[[ Record excerpts, beginning ]]
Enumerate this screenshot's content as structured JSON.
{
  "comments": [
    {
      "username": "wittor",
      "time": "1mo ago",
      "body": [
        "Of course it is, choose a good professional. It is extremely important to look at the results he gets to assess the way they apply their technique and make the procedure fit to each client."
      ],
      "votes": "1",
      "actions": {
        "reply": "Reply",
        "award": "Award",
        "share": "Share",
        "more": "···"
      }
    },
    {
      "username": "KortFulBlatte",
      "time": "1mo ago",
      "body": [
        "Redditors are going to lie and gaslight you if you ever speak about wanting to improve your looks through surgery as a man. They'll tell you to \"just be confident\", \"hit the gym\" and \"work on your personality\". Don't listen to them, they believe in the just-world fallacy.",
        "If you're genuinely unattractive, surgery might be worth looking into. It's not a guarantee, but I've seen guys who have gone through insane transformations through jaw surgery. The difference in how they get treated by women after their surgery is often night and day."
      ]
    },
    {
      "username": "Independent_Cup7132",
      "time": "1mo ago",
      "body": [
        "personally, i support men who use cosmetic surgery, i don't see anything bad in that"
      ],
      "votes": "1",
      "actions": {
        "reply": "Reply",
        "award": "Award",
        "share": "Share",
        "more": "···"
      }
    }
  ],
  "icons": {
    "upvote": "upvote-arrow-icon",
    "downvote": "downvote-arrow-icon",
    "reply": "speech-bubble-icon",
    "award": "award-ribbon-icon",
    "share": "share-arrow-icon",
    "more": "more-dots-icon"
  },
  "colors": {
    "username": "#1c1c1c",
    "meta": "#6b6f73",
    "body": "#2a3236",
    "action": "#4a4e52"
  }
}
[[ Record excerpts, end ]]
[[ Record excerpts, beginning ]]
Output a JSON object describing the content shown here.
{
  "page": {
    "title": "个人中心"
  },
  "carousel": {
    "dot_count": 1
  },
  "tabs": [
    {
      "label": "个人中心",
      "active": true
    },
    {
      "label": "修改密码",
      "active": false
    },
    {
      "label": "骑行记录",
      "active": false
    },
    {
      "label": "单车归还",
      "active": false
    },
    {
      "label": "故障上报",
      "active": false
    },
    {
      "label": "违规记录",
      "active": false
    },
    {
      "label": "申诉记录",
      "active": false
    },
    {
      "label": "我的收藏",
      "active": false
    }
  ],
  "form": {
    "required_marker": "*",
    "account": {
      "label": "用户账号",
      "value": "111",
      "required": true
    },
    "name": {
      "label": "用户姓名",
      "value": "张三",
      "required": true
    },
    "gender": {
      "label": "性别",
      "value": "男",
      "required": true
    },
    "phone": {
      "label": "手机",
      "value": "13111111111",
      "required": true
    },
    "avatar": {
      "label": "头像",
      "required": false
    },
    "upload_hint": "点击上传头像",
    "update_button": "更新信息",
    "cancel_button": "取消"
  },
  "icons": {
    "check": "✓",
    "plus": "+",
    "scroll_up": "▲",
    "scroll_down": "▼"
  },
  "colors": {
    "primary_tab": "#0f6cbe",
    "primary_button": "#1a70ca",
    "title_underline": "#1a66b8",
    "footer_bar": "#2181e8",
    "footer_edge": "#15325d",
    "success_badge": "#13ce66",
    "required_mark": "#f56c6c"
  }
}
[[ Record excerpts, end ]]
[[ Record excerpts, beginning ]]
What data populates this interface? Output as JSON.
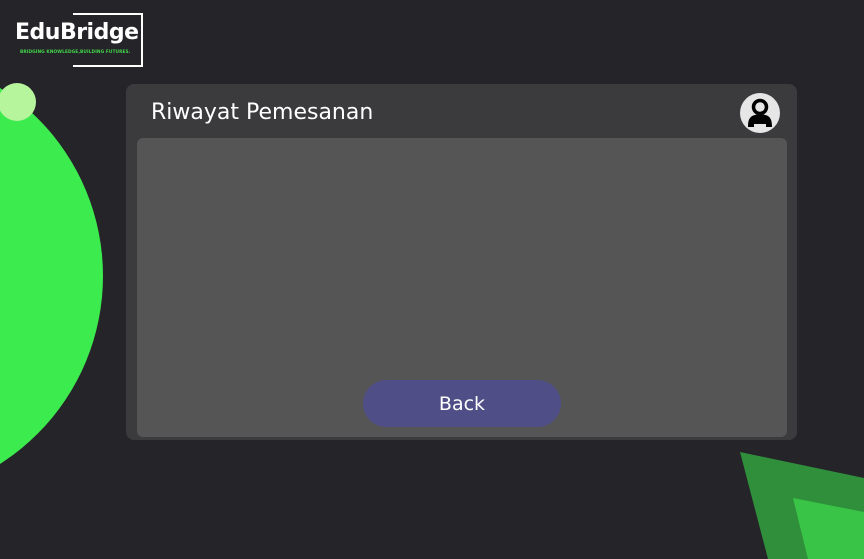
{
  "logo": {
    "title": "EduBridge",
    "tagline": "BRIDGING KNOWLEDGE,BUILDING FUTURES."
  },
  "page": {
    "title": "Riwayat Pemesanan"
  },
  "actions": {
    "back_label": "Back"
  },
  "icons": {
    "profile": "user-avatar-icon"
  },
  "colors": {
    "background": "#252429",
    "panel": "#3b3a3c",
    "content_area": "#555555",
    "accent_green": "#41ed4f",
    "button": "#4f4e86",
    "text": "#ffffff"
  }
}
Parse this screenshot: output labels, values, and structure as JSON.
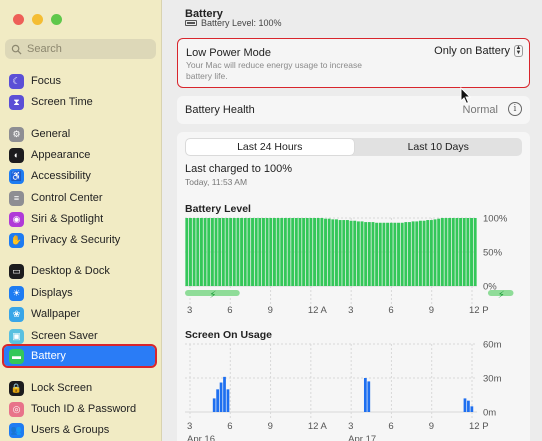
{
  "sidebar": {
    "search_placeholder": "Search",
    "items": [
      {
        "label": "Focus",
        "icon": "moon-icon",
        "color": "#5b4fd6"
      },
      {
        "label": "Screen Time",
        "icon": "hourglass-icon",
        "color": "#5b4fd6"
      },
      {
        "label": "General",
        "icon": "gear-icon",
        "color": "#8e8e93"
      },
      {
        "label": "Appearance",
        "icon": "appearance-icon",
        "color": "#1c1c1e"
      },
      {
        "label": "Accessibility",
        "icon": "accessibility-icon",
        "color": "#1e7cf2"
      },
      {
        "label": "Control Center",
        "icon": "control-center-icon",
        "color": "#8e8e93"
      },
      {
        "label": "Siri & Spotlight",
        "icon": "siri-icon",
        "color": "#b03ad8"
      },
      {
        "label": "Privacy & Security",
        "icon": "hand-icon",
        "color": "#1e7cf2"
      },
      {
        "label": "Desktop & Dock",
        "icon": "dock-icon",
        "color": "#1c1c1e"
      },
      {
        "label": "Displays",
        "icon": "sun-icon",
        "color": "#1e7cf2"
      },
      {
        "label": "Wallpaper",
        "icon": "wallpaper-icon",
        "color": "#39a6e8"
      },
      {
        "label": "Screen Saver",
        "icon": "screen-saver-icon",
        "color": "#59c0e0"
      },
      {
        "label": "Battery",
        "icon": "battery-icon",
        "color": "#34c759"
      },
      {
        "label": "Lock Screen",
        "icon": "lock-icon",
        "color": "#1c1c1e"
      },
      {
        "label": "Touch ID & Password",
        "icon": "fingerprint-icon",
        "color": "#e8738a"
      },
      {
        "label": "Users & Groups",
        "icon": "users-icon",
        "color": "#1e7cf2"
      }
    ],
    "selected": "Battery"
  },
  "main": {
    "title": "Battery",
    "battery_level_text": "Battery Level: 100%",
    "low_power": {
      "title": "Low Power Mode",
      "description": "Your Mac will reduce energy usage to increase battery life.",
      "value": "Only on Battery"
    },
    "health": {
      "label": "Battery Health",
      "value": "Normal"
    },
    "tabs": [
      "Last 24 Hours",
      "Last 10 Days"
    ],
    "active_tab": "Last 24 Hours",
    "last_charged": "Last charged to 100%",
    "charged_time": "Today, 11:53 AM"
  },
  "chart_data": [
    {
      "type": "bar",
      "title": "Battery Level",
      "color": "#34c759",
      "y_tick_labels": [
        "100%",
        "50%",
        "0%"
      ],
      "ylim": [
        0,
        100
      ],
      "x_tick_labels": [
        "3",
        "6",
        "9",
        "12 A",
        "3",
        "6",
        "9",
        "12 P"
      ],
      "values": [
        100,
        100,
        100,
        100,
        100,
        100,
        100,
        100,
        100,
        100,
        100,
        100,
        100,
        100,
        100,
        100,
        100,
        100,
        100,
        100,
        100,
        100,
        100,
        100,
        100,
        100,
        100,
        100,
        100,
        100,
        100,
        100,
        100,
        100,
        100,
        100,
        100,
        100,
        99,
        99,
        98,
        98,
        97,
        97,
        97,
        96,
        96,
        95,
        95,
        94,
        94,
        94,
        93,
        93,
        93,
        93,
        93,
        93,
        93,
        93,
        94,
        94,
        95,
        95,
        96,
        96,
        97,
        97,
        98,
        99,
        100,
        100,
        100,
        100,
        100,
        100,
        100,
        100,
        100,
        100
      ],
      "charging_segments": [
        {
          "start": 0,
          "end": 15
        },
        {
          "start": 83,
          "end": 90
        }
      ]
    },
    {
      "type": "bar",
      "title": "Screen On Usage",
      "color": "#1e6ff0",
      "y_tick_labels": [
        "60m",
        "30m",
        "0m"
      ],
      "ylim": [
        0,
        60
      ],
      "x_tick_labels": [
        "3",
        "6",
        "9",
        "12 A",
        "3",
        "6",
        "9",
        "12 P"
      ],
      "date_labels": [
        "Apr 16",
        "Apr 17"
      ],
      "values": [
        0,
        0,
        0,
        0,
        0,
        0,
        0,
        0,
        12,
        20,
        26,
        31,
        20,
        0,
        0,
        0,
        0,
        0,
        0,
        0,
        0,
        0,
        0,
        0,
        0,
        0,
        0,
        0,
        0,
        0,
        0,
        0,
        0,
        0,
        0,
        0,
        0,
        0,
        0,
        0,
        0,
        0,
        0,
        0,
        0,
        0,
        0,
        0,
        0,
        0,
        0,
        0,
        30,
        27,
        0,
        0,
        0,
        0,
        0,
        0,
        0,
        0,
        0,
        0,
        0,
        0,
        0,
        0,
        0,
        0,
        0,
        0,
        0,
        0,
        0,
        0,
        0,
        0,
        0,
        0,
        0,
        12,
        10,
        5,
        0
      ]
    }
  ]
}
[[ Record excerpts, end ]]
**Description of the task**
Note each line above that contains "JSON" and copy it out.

**Result of this exercise**
Enumerate this screenshot's content as structured JSON.
Output a JSON object describing the content shown here.
What data populates this interface? Output as JSON.
Parse this screenshot: output labels, values, and structure as JSON.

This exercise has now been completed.